Native residents and many immigrants proudly hold Canadian citizenship. It’s something they cherish proudly. For many, citizenship can come only after a long and complex process.
But once you’ve done all that work and have secured your place in this country, can your Canadian citizenship be revoked?
Although your citizenship is granted a great deal of protection by the government, there are circumstances in which can lead to citizens can lose it.
Understanding how Canadian law treats citizenship under certain breaches will help you ensure that you avoid revocation at all costs.
Current Canadian Law
Current law does permit revocation in unique circumstances. This includes the use of any false information to gain residency and citizenship.
If the government determines that you have become a citizen through fraudulent means, your citizenship can be revoked as outlined in Canada’s Citizenship Act.
Although this is one of the more prominent reasons, there are still other instances in which you can lose your Canadian citizenship. For instance, committing or being convicted of a terrorist act is grounds for revocation.
Recent crackdowns on fraudulent citizenship activities highlight the government’s commitment to protection against these activities.
In the past, citizenship could only be revoked when an individual became a naturalized citizen after immigrating to Canada, and the citizenship of people born in Canada could not be revoked. But this no longer applies under current law if the Canadian-born citizen has dual citizenship with another country.
The Revocation Process
In order to revoke an individual’s citizenship, the Minister of Citizenship and Immigration begins the process after reviewing the reason for revocation. The CBSA or CIC immigration officials will have obtained this information after an internal investigation.

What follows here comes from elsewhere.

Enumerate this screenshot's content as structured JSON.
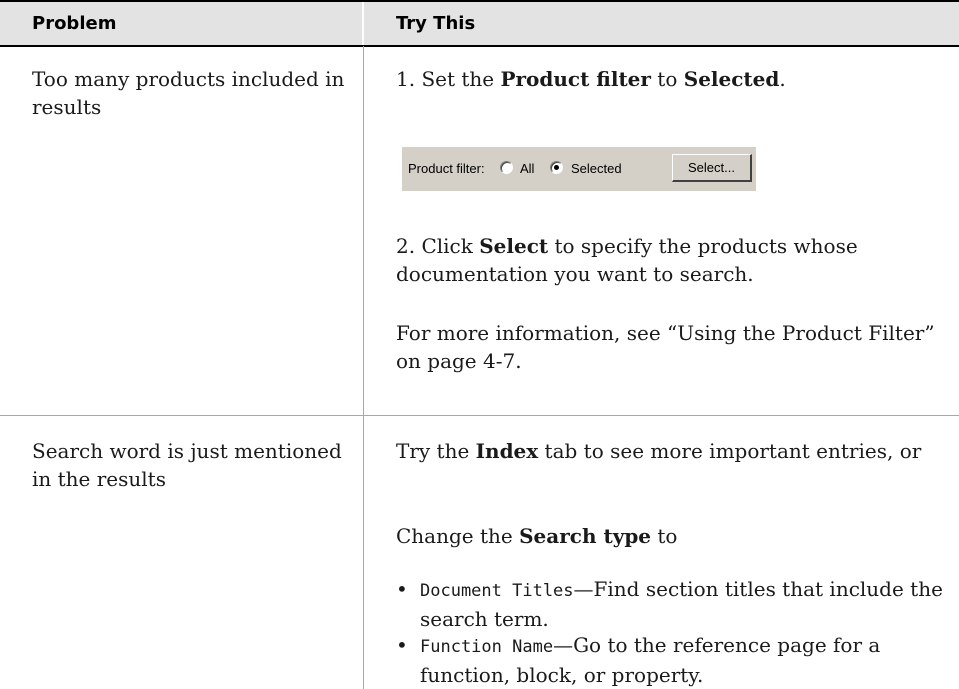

The individual in question will be notified that there are reasons to believe that his or her citizenship should be revoked, and the Minister will provide a summary of the evidence against them, and may provide documentary evidence.
The person concerned will then have an opportunity to bring submissions as to why the citizenship should not be revoked. If the citizenship is revoked, there will be an appeal to the Federal Court.
Your Rights During Revocation
If you find yourself in the process of revocation of your citizenship, you should understand that you are still entitled to the rights granted to you. These cannot be taken away from you until the Governor in Council officially revokes citizenship. You should immediately seek legal counsel to assist you as the law related to citizenship revocation is complex and it is important to properly defend yourself.
Cases can take a significant amount of time to process, so it’s important that you understand your status throughout. Although you may not be at risk for losing your Canadian citizenship, it’s essential to know the cases in which it can be taken away. More importantly, understanding the process and your rights will ensure that you are fully protected in the threat of losing your Canadian citizenship.